Tamio Okuda is clearly a man of taste, mixing the hollow 1959 spec ES-330 with P-90s and a Bigsby. This model is limited to a run of just 150 and is what you see is what you get - there no options. 

While it’s hard to second guess the price-points and style of Gibson’s often forward-looking USA production range, the Memphis division output has never failed to impress us with an eye firmly on the past. Yet this guitar is not just about replicating the past: along with new design, Memphis is surprisingly cutting-edge, too, employing ‘thermally engineered’ woods - aka torrefication, a process for ‘ageing’ woods and a growing trend for both acoustic and electric makers.

Earlier this year, division head Mike Voltz indicated Memphis’s plans to use more of the same, suggesting torrefied mahogany for necks, for example, once the production process has been sorted, due to the more brittle nature of the timber after its heat treatment. 

Ironically, this modernism is being used to try to nail more closely the weights and sonic response of older vintage pieces. Gibson’s certainly created a more vintage-like appearance with its VOS treatment where both the nitro-cellulose gloss finish is cut back to a lower-gloss lustre and hardware is aged - not distressed - to match. It’s not meant to fool anyone into thinking this is a real old guitar, but it certainly doesn’t look like those box-fresh ‘don’t touch me’ high-gloss pieces, either. 

The Okuda matches its aged nickel and aluminium hardware, and if the signature artist bit bothers you, the Okuda would simply need a standard truss rod cover to hide its association. 

The ES-330, originally conceived as a ‘student’ model version of the ES-335, is hollow save for its two longitudinal spruce top braces.
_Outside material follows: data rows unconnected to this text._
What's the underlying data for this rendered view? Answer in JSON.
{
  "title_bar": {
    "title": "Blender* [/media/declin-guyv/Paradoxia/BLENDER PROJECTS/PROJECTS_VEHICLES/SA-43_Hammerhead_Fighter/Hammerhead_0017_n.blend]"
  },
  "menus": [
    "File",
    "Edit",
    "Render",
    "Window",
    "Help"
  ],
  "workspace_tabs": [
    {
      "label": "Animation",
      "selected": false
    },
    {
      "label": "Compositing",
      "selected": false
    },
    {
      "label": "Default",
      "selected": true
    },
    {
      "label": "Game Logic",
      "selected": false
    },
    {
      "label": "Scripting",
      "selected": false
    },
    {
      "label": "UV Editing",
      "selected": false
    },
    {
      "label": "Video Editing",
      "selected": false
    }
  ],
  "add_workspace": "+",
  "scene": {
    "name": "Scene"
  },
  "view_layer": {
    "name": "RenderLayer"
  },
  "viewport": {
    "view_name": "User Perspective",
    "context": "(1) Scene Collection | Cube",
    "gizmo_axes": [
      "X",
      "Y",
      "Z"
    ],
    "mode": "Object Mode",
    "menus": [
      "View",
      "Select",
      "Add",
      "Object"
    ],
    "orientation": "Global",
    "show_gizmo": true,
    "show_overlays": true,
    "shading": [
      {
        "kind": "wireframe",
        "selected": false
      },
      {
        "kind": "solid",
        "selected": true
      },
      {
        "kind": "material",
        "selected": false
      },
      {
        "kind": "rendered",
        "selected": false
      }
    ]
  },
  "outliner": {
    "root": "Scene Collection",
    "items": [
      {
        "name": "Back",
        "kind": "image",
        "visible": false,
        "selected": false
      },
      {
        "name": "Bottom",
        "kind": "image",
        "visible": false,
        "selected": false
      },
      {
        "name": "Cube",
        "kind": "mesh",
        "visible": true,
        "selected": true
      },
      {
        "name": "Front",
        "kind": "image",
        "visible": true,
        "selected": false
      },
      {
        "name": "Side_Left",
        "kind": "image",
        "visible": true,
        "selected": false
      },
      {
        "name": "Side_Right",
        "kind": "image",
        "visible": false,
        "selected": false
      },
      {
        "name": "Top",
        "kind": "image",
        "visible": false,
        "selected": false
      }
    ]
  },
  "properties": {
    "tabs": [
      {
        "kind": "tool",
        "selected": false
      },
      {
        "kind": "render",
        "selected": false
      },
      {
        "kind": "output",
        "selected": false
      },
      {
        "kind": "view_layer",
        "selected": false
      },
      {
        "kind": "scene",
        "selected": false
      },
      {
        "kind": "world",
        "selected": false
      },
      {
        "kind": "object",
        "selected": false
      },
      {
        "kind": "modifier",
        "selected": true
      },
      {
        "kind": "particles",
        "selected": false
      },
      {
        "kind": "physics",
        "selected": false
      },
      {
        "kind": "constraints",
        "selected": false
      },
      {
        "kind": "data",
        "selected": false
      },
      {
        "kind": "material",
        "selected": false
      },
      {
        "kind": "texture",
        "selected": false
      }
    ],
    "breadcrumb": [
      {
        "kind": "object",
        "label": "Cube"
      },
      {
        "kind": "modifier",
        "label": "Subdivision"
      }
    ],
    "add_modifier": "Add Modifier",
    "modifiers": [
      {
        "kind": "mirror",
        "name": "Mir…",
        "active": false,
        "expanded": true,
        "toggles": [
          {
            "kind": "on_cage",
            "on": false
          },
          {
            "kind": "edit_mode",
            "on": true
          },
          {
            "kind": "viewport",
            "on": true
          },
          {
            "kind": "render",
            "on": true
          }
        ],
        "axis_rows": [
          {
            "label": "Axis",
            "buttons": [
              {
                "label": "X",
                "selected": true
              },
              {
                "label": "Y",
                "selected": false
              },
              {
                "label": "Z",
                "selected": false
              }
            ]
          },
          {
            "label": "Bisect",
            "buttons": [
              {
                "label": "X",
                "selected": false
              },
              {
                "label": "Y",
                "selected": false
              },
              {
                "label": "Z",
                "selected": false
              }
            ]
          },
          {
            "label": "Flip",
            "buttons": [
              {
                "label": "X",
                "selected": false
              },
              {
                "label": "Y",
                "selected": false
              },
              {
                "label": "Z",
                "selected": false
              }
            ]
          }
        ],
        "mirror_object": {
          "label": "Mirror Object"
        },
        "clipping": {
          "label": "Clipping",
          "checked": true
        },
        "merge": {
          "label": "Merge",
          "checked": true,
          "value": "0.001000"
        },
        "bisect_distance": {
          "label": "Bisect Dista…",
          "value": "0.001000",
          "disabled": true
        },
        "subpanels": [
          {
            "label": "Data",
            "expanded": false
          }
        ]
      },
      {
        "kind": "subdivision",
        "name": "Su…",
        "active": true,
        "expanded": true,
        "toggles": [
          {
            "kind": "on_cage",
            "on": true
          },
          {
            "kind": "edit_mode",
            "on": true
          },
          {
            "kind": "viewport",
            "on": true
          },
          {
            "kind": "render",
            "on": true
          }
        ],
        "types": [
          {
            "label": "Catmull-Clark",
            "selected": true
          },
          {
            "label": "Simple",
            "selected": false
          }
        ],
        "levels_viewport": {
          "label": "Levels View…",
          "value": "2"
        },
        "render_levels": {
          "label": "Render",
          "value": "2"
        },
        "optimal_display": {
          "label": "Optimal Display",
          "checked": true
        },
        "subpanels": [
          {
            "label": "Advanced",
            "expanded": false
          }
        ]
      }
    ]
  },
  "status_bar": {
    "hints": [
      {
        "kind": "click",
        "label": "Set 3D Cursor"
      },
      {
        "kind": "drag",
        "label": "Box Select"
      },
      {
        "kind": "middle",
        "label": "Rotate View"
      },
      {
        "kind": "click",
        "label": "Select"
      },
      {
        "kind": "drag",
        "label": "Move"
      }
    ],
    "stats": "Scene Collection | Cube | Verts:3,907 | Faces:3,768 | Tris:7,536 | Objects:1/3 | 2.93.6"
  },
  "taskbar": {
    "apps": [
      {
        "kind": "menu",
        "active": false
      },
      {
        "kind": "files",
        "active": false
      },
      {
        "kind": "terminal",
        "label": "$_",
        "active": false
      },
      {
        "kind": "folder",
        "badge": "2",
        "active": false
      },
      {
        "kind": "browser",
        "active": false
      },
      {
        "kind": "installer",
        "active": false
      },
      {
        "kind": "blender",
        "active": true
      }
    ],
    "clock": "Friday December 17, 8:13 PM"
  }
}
The Okuda’s compact neck joins the body at the 16th fret, not the 19th fret of the ES-335 design, and makes it feel almost bigger in the hand than it is. Either way, its big and rounded ‘Traditional C’ profile neck feels huge. 

...there’s something in the Memphis water that makes its guitars rather unique...

The ES-330 does feel a little cramped in the higher positions, but it feels like proper guitars, for sure. It also feels like an old guitar that has been played. It’s no surprise that the jazzy ES-330 and its thrummy hollowness is a perfect bed for the clean MHS P-90s. We just can’t get a duff sound out of this guitar. 

On one hand, it’s a jazz/blues machine that sounds way more authentic than any other semi to hand, but the way it handles light gains is an equal asset. Watch the volume (it is hollow), but learn to work it and here’s a modern guitar that pulls back the decades, not to mention its wide stylistic use.

It’s not cheap, and there’s healthy competition from numerous brands, but there’s something in the Memphis water that makes its guitars rather unique with their old-school build that seems slightly time-warped. 

Dave Burrluck

Dave Burrluck is one of the world’s most experienced guitar journalists, who started writing back in the '80s for International Musician and Recording World, co-founded The Guitar Magazine and has been the Gear Reviews Editor of Guitarist magazine for the past two decades. Along the way, Dave has been the sole author of The PRS Guitar Book and The Player's Guide to Guitar Maintenance as well as contributing to numerous other books on the electric guitar. Dave is an active gigging and recording musician and still finds time to make, repair and mod guitars, not least for Guitarist’s The Mod Squad.